* Neil Gaiman informs us that the rest of the world seems to "get" the movie Stardust, as the film's made $118 million total so far. Also, the DVD of the film arrives in stores Dec. 18th (according to Amazon). I'm on record about loving that film, and I've yet to run into anyone who didn't love it once they saw it, confused reviews and even more confused advertising notwithstanding.
* Portland geek joy! Good-guy radio smartasses Cort and Fatboy announced last night that in January, they'll host a charity screening of one of the bring-geeks-joy films, Star Trek II: The Wrath of Khan. I'll be there, with my $15 contribution. I haven't yet heard date, time and locale, but A) I'm sure they know and B) I'll pass that along when I know. And next month, Cort and Fatboy's late-night film will be (just in time for Christmas!) the set-at-Christmas, um, er, monster flick Gremlins. That's Friday, Dec. 14th (not the first Friday due to scheduling needs) at the Bagdad, 11:00 p.m.
* In the I'm-easily-amused department: My Amazon log-in includes my full first name Christopher. Amazon's front page shortens that and asks me "Not Christ...?" Uh, yeah, I'm not.

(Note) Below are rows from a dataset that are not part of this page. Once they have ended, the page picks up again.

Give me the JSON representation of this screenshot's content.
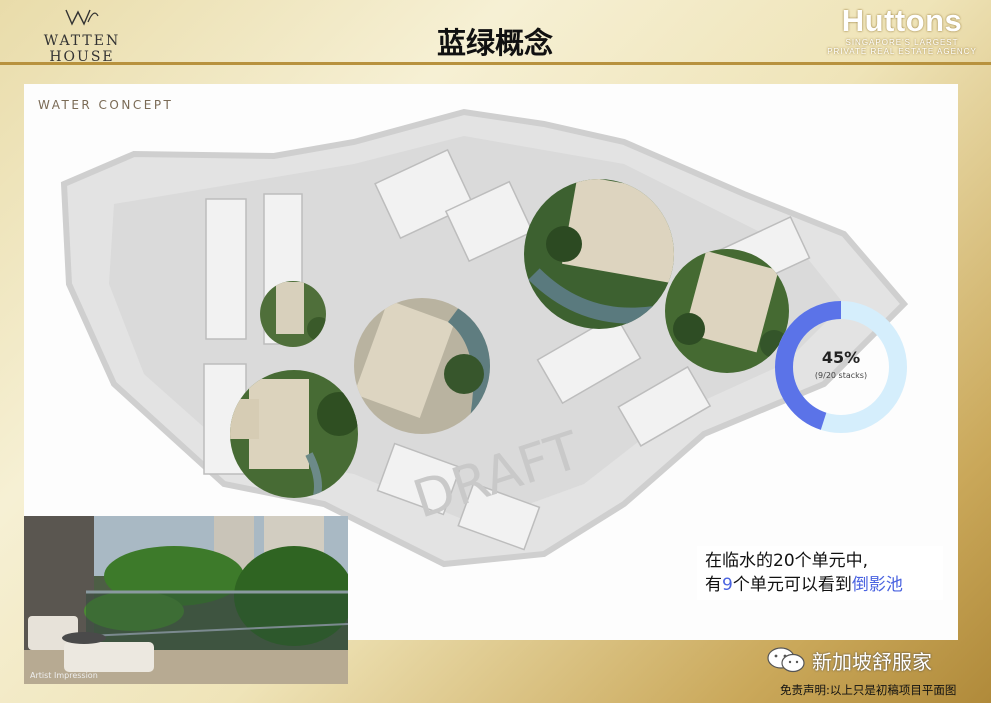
{
  "header": {
    "brand_logo_text": "WATTEN HOUSE",
    "title": "蓝绿概念",
    "agency_name": "Huttons",
    "agency_tagline_1": "SINGAPORE'S LARGEST",
    "agency_tagline_2": "PRIVATE REAL ESTATE AGENCY"
  },
  "plan": {
    "label": "WATER CONCEPT",
    "watermark": "DRAFT"
  },
  "stat": {
    "percent_label": "45%",
    "detail": "(9/20 stacks)",
    "fraction": 0.45,
    "colors": {
      "filled": "#5b73e8",
      "remaining": "#d5eefc"
    }
  },
  "note": {
    "line1": "在临水的20个单元中,",
    "line2_pre": "有",
    "line2_num": "9",
    "line2_mid": "个单元可以看到",
    "line2_hl": "倒影池"
  },
  "photo": {
    "caption": "Artist Impression"
  },
  "footer": {
    "wechat_name": "新加坡舒服家",
    "disclaimer": "免责声明:以上只是初稿项目平面图"
  },
  "colors": {
    "accent_gold": "#b8923e",
    "highlight_blue": "#4a63e0"
  }
}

* Right now 94.7 FM's having one of its (increasingly interesting, I think) Live Saturdays, every song recorded live at concerts, sound checks, and 94.7-sponsored sessions originally attended by a small number of people and now played for the entire 94.7-listening audience. When these started several months ago, I thought the live playlist wasn't especially deep; the station's doing a better job of digging good live stuff out now, though. Admittedly this set included Blue October, a band I really don't "get," but not all the songs can be my personal winners. The station just played Radiohead's "High and Dry," and -- ooo -- it just started a concert rendition of "The Killing Moon" by Echo and the Bunnymen.

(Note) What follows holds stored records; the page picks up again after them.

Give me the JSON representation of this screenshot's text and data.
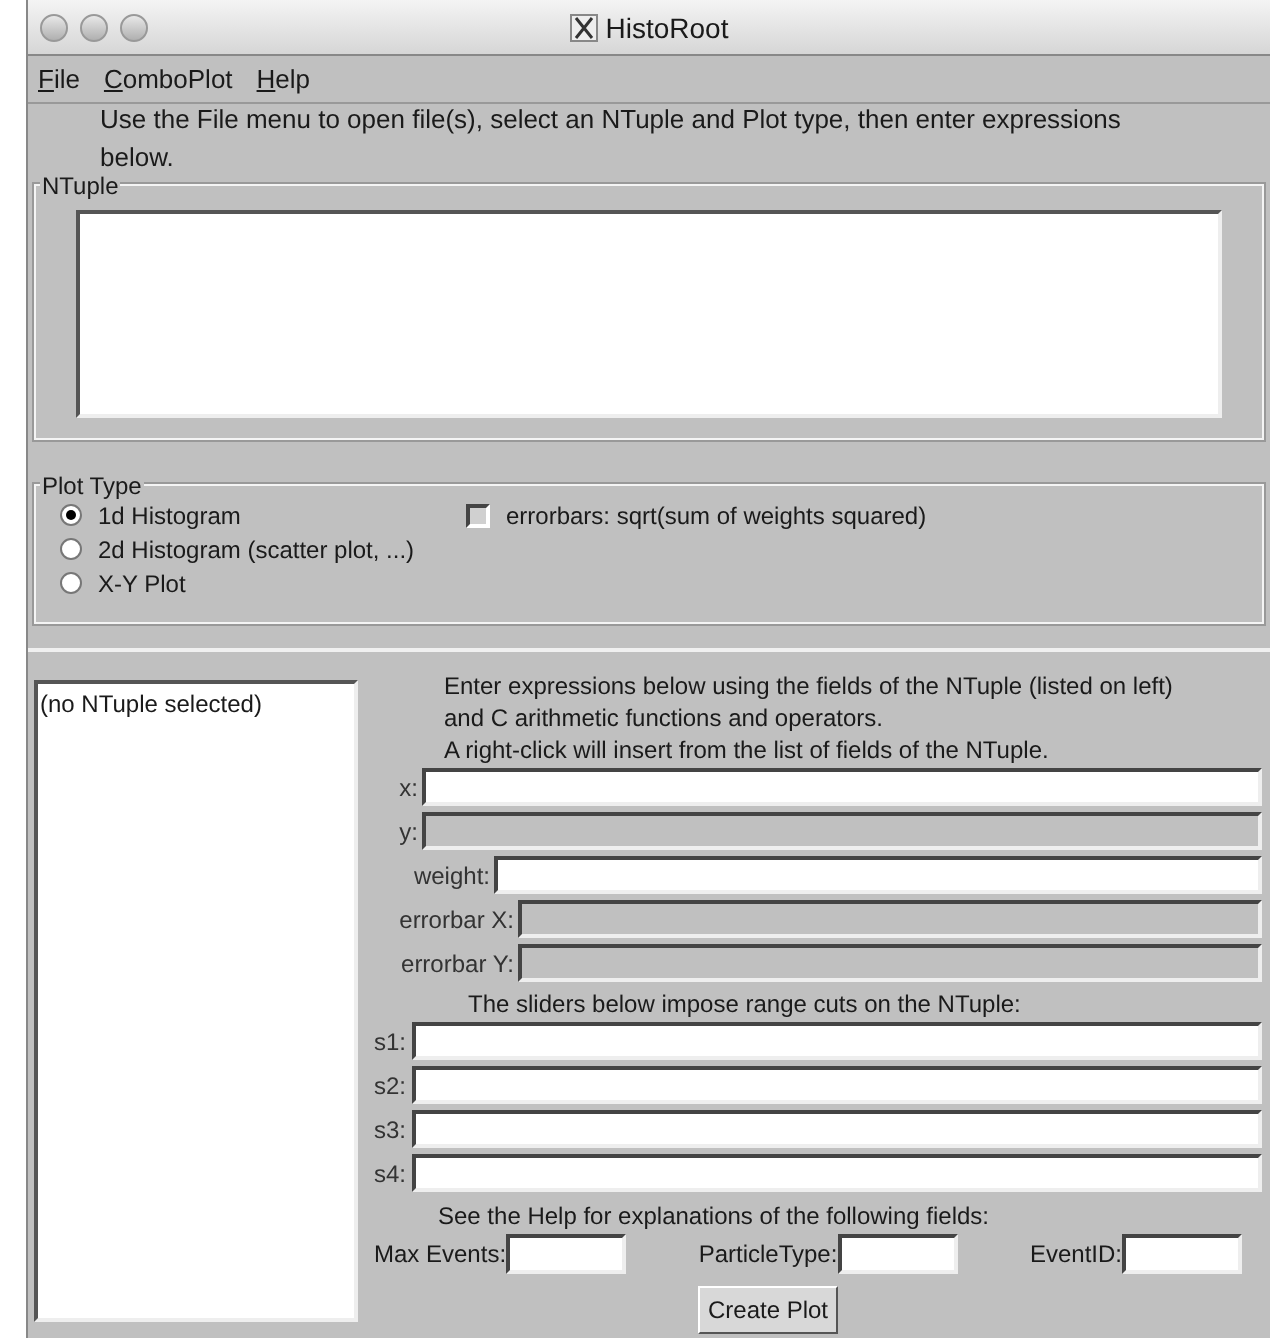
{
  "window": {
    "title": "HistoRoot"
  },
  "menu": [
    {
      "label": "File"
    },
    {
      "label": "ComboPlot"
    },
    {
      "label": "Help"
    }
  ],
  "instructions": "Use the File menu to open file(s), select an NTuple and Plot type, then enter expressions below.",
  "ntuple_group": {
    "title": "NTuple"
  },
  "plot_type": {
    "title": "Plot Type",
    "options": [
      {
        "label": "1d Histogram",
        "selected": true
      },
      {
        "label": "2d Histogram (scatter plot, ...)",
        "selected": false
      },
      {
        "label": "X-Y Plot",
        "selected": false
      }
    ],
    "errorbars": {
      "label": "errorbars: sqrt(sum of weights squared)",
      "checked": false
    }
  },
  "field_list": [
    "(no NTuple selected)"
  ],
  "help_text": [
    "Enter expressions below using the fields of the NTuple (listed on left)",
    "and C arithmetic functions and operators.",
    "A right-click will insert from the list of fields of the NTuple."
  ],
  "expressions": [
    {
      "label": "x:",
      "disabled": false
    },
    {
      "label": "y:",
      "disabled": true
    },
    {
      "label": "weight:",
      "disabled": false
    },
    {
      "label": "errorbar X:",
      "disabled": true
    },
    {
      "label": "errorbar Y:",
      "disabled": true
    }
  ],
  "sliders_text": "The sliders below impose range cuts on the NTuple:",
  "sliders": [
    {
      "label": "s1:"
    },
    {
      "label": "s2:"
    },
    {
      "label": "s3:"
    },
    {
      "label": "s4:"
    }
  ],
  "extra_text": "See the Help for explanations of the following fields:",
  "extra_fields": [
    {
      "label": "Max Events:"
    },
    {
      "label": "ParticleType:"
    },
    {
      "label": "EventID:"
    }
  ],
  "create_button": "Create Plot"
}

* Later today, I'll be making a very, very thick and tasty lentil soup. It's my family's variation on a lentil soup recipe from the Rheinlander here in Portland, and it's a family favorite. GREAT cool-weather food.
* Oh, and Who Framed Roger Rabbit was on cable this morning. I think I forgot how great and well-written that film is. It reinforces my belief that Robert Zemeckis is a great technician -- I think only he and his crew could've pulled off that film in as accomplished a way that they did -- but that he can get too focused on the technical achievement of one of his films. In other words, I'm not sure how much he's focused on, or even interested in, the stories he chooses to tell. So I have to trust the writers to (in a way) get Zemeckis to do something interesting, story-wise. I trust what the screenwriters of Roger Rabbit came up with. I also trust Neil Gaiman and Roger Avary, and they are the real reason I'm excited for Beowulf. Let that film have depth! Which I think and hope is what Gaiman and Avary brought to it.